■ REQUIRED ACTION ■
Look for "yang" in the material below and show each line that contains it.

■ RECORDS ■
Segment Open

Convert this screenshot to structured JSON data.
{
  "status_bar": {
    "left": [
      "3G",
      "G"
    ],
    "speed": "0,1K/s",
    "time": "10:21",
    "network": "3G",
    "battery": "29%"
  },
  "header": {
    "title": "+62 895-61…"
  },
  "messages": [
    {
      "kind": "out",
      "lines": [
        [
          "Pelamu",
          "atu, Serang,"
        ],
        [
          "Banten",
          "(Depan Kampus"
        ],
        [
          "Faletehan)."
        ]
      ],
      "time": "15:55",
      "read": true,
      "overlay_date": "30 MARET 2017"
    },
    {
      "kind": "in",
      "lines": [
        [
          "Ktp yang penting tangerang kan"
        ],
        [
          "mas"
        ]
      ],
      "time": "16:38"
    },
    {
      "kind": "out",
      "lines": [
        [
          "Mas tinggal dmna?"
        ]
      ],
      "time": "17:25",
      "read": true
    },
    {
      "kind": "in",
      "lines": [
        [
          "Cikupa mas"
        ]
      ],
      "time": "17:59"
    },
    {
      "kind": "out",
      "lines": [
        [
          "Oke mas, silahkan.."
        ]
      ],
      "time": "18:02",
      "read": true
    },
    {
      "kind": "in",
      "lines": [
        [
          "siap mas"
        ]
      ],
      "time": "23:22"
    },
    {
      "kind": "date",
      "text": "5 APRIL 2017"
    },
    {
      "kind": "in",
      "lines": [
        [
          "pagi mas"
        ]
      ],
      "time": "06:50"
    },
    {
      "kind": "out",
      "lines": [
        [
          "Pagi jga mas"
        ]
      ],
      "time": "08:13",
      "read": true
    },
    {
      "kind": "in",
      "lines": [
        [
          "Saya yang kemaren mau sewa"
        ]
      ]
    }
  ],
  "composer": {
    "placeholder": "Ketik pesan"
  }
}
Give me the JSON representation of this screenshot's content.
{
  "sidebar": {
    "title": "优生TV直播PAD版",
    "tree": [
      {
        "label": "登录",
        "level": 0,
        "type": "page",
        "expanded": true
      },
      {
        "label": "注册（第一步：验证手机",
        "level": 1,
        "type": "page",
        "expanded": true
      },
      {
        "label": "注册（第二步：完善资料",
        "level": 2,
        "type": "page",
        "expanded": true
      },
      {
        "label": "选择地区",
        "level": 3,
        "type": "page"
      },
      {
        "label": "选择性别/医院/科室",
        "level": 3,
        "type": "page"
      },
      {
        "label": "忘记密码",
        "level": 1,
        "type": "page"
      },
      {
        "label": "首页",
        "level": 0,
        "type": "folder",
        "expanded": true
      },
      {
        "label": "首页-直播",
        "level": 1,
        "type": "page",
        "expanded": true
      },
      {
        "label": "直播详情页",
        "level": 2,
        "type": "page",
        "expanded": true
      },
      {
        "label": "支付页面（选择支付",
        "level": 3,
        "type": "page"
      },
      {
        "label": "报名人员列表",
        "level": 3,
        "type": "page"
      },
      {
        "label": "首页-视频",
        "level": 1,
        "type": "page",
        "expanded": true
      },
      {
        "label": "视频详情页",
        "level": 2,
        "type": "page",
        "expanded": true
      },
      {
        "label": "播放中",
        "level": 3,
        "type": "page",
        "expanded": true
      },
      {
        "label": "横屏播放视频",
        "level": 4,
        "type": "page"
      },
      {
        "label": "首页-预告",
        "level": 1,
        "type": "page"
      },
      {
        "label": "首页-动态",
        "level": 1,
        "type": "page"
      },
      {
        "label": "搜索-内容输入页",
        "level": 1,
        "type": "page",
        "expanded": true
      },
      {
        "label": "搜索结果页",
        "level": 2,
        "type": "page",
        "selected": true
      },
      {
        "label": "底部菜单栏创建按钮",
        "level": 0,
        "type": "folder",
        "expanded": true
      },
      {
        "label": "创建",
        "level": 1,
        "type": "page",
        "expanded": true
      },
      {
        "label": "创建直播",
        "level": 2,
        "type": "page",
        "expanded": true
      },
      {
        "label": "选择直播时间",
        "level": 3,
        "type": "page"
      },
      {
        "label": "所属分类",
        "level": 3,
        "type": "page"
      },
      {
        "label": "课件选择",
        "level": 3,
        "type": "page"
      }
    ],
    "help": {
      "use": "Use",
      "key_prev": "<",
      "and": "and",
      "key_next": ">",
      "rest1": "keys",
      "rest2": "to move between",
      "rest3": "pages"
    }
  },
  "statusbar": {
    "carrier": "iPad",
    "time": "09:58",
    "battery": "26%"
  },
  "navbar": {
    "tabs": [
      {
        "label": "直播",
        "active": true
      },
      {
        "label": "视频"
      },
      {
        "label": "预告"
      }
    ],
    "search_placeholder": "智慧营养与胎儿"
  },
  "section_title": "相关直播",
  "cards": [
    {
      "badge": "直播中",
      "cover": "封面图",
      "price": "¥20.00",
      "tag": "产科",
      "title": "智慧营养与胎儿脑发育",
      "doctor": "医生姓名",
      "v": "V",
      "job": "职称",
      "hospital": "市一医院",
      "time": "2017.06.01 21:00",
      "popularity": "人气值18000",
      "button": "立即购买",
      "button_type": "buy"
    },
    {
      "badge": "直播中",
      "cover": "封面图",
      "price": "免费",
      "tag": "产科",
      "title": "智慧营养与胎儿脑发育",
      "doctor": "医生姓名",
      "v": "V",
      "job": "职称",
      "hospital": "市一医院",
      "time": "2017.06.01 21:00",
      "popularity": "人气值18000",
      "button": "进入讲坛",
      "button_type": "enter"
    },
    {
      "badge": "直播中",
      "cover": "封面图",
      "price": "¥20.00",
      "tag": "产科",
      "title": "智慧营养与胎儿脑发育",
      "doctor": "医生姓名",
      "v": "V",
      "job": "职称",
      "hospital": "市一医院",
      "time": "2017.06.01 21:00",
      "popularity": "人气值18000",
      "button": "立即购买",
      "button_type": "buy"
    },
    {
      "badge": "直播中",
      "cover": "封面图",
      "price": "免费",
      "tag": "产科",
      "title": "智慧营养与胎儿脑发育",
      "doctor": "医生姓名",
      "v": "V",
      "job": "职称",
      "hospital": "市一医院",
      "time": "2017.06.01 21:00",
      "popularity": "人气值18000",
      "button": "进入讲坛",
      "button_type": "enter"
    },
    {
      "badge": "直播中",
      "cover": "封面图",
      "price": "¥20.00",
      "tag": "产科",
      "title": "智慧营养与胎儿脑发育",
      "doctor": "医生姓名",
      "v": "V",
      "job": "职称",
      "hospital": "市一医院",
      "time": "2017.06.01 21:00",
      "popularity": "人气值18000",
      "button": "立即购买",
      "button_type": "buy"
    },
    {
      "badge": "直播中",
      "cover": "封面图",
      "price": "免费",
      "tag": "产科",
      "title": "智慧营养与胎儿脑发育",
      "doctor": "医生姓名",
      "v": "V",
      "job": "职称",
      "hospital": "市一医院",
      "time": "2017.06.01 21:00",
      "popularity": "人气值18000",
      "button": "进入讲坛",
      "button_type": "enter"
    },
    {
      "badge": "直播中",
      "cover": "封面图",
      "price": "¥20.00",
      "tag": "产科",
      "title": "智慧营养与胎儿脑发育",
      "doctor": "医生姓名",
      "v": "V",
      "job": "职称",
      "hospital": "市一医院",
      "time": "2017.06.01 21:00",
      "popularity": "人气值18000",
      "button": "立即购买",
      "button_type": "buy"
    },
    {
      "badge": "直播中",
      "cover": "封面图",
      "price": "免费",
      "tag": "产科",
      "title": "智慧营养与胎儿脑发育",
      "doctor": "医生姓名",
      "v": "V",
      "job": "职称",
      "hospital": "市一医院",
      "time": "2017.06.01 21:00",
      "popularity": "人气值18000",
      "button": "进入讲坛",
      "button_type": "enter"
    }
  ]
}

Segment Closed

■ RESPONSE FOR THIS EXERCISE ■
          "Ktp yang penting tangerang kan"
          "Saya yang kemaren mau sewa"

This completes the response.